** Opening Material to process block **
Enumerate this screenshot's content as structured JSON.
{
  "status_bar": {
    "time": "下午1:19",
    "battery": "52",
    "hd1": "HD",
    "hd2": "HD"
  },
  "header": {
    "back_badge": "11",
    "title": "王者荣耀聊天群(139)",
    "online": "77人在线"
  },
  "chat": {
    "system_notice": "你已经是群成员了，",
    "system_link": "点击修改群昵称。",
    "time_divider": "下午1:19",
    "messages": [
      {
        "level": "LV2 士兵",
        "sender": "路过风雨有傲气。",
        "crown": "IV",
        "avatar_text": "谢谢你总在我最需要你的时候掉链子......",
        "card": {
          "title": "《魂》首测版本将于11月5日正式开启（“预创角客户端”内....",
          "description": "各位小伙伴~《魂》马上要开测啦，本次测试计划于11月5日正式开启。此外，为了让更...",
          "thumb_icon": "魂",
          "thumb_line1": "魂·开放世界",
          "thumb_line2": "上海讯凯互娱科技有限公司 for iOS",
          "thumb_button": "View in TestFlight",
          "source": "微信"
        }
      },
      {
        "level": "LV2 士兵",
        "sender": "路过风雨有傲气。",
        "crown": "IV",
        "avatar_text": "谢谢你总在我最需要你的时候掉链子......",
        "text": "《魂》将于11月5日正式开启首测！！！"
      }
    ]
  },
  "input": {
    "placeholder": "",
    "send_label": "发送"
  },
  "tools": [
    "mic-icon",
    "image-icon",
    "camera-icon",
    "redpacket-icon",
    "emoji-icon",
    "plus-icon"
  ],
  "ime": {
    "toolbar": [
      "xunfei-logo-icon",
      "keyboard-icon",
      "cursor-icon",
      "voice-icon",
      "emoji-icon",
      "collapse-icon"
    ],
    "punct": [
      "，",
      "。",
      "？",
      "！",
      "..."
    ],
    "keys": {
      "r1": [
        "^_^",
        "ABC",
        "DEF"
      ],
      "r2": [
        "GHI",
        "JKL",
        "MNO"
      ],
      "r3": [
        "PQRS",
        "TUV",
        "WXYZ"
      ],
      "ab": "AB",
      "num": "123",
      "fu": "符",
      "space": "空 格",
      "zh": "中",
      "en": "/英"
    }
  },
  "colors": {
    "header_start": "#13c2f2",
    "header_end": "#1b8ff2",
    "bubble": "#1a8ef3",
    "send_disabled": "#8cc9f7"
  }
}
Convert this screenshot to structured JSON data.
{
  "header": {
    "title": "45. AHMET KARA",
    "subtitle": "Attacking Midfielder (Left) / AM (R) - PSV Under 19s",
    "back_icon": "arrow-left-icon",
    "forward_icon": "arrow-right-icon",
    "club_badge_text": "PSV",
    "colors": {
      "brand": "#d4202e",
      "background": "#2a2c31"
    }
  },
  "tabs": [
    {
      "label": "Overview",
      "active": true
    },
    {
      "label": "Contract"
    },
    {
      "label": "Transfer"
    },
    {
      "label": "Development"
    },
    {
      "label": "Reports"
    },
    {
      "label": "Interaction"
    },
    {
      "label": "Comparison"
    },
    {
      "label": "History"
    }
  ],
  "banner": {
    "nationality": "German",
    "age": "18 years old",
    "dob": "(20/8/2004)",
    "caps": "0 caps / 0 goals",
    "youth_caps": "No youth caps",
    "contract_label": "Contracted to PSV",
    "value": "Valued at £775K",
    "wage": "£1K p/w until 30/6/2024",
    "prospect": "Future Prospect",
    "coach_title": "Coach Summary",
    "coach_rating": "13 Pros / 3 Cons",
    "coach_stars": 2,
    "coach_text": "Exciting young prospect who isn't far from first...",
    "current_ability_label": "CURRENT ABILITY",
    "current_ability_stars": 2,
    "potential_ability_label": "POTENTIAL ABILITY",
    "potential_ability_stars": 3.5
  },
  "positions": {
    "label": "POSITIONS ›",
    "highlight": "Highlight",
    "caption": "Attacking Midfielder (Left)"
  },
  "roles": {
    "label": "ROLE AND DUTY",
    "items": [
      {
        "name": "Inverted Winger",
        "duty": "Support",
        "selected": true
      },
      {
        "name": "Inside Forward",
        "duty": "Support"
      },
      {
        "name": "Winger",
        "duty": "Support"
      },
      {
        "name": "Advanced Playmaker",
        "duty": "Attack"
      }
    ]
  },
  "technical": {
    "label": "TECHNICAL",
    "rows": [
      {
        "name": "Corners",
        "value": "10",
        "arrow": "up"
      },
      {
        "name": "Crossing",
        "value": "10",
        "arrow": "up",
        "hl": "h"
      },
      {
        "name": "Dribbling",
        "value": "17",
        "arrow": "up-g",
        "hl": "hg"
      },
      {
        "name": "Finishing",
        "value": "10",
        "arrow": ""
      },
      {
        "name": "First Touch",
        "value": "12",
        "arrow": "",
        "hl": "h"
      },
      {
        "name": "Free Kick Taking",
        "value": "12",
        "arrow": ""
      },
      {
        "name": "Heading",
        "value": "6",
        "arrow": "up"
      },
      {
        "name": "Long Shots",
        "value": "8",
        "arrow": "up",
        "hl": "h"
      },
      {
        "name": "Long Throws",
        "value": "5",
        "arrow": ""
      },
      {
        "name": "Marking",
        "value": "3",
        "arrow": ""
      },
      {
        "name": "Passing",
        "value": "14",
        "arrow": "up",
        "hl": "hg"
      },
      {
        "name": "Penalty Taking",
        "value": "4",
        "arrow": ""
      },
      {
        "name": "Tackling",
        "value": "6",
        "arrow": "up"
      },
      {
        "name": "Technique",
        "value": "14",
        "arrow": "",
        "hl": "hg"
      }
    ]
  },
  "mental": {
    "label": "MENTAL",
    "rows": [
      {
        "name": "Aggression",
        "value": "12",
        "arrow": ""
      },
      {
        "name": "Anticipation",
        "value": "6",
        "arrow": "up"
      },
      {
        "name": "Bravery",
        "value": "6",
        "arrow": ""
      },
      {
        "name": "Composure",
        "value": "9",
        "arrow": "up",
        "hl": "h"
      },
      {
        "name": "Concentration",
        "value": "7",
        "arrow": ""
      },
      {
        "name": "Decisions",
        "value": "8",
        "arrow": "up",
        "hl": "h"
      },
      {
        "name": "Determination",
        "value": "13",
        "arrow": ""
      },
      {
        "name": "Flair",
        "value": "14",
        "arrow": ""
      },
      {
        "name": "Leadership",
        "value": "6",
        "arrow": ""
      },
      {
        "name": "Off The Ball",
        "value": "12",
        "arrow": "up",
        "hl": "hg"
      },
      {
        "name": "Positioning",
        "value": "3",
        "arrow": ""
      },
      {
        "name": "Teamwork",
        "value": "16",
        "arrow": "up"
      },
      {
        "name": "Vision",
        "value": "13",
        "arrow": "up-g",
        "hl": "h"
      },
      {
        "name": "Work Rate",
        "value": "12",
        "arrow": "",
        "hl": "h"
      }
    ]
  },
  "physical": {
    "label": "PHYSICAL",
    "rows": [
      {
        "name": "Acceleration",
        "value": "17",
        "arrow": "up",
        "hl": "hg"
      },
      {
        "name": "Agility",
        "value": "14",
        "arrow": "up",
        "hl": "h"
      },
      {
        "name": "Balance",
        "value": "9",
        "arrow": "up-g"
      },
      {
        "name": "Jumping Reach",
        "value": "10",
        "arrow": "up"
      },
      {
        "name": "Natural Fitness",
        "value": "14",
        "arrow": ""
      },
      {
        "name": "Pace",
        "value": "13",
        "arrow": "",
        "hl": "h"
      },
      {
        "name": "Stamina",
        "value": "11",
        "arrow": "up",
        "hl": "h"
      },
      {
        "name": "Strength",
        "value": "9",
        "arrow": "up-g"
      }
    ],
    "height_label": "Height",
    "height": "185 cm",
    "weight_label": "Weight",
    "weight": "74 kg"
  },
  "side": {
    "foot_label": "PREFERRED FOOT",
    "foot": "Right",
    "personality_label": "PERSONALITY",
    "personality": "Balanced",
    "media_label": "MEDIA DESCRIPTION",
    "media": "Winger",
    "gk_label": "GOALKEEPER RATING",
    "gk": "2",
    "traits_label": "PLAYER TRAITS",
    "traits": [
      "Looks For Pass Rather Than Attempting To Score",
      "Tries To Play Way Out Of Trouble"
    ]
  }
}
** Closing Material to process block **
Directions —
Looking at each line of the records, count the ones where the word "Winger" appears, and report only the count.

Expected answer —
3